The real estate blockchain boom in Russia began a few years ago as numerous big development companies began experimenting with the technology to improve and streamline processes.
Rosreestr (The Federal Service for State Registration, Cadastre, and Cartography) has now become the first company to register transactions using the blockchain in Russia.
Nowadays, blockchain technology is actively implemented in all business sectors in some shape or form.
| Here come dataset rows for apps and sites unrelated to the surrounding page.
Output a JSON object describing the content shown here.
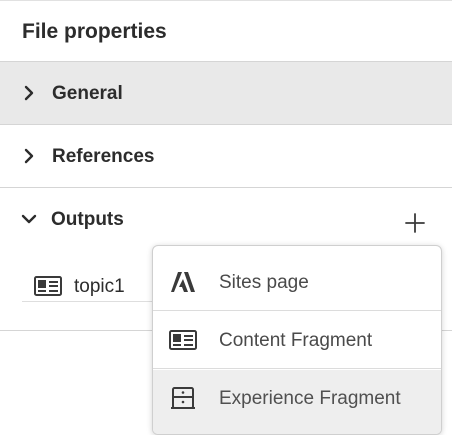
{
  "panel": {
    "title": "File properties",
    "sections": {
      "general": {
        "label": "General",
        "expanded": false
      },
      "references": {
        "label": "References",
        "expanded": false
      },
      "outputs": {
        "label": "Outputs",
        "expanded": true
      }
    },
    "outputs": [
      {
        "name": "topic1",
        "icon": "content-fragment-icon"
      }
    ]
  },
  "add_menu": {
    "items": [
      {
        "label": "Sites page",
        "icon": "adobe-logo-icon"
      },
      {
        "label": "Content Fragment",
        "icon": "content-fragment-icon"
      },
      {
        "label": "Experience Fragment",
        "icon": "experience-fragment-icon",
        "hovered": true
      }
    ]
  },
  "colors": {
    "text": "#2c2c2c",
    "section_active_bg": "#e9e9e9",
    "menu_hover_bg": "#eeeeee",
    "divider": "#d5d5d5"
  }
}
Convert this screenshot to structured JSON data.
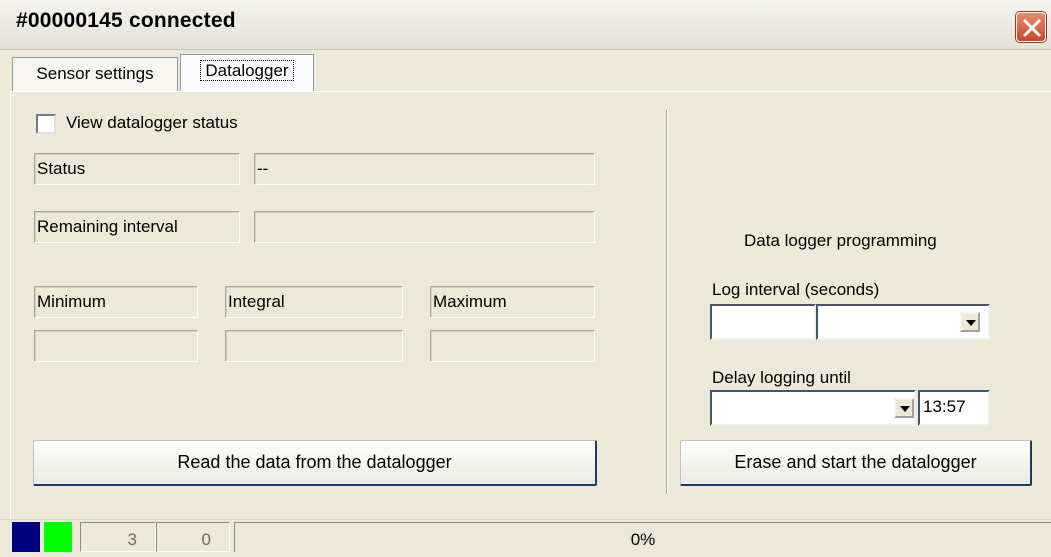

So let’s take a look at how it helps improve the real estate sector in Russia.
Rosreestr’s pilot project
Russia’s state-owned real estate firm Rosseestr recently launched a collective blockchain project for registering equity participation agreements using smart contracts.
The project allows documents submitted for state registration by applicants to be registered automatically without any human intervention, minimalising errors and boosting transparency and speed.
Equity agreements can also be registered through the blockchain thanks to the new project.
The main goal of Rosreestr’s blockchain project is to streamline and optimise processes and protect and increase data security.
Blockchain technology helps increase the level of data security thanks to its immutability and inherent decentralisation. It can also help optimise information control and provides added transparency and accessibility to all participants in the process.
The Russian real estate sector hopes that with the help of blockchain, there will be more transparency in regards to the investment processes for new construction projects.
Blockchain could provide protection from the most common fraud schemes and eliminate the risk of corruption and illegal changes.
With Rosreestr’s project, due to the sharp increase in the automation of work processes, the time required for processing transactions may decrease from 15 days to just one day.
What will change with blockchain?
Blockchain technology should help Russia’s real estate sector become safer. Historically, real estate operations in the country have been very risky. A market of con-artist realtors has sprung up in Russia with the aim to defraud victims by falsely “selling” property that’s not for sale.
The victims of scammers are often elderly people, drug addicts, and people with disabilities. With the help of blockchain, fraudulent actions will be impossible as the technology is transparent and immutable.
Intermediaries in real estate transactions will no longer be needed and contracts can be concluded much quicker, meaning there is less scope for corruption.
Russia was not the first to decide on introducing blockchain technology into the real estate sector. In a number of countries around the world, experiments are already underway to transfer state real estate registers to the blockchain.
A good example is Japan, which is looking to utilise the technology after an earthquake caused a building to collapse in which archives of property rights records were stored. It took years to recover the data. Blockchain will be able to protect data from such cases.
Currently, many related services are involved in the real estate sector: lawyers, banks, development companies, agents, government services, and so on.
With such a large bureaucratic system in place, errors in drawing up contracts for the sale of real estate are inevitable.
With the help of blockchain technology, the costs associated with these errors will be reduced, and the purchase of a new house will become a pleasant and safe transaction.
The Russian real estate market has high hopes for blockchain technology.
Rosreestr’s project will help reduce the amount of paper workflows, and processes that previously took days and weeks will now take minutes, meaning the quality of service will improve.
The probability of error will be minimal, and the impossibility of falsifying transactions will ensure security from the activities of fraudsters and other scammers.
With so much potential, real estate businesses sincerely believe that the blockchain revolution will change the sector for the better.
Disclaimer: The views and opinions expressed by the author should not be considered as financial advice. We do not give advice on financial products.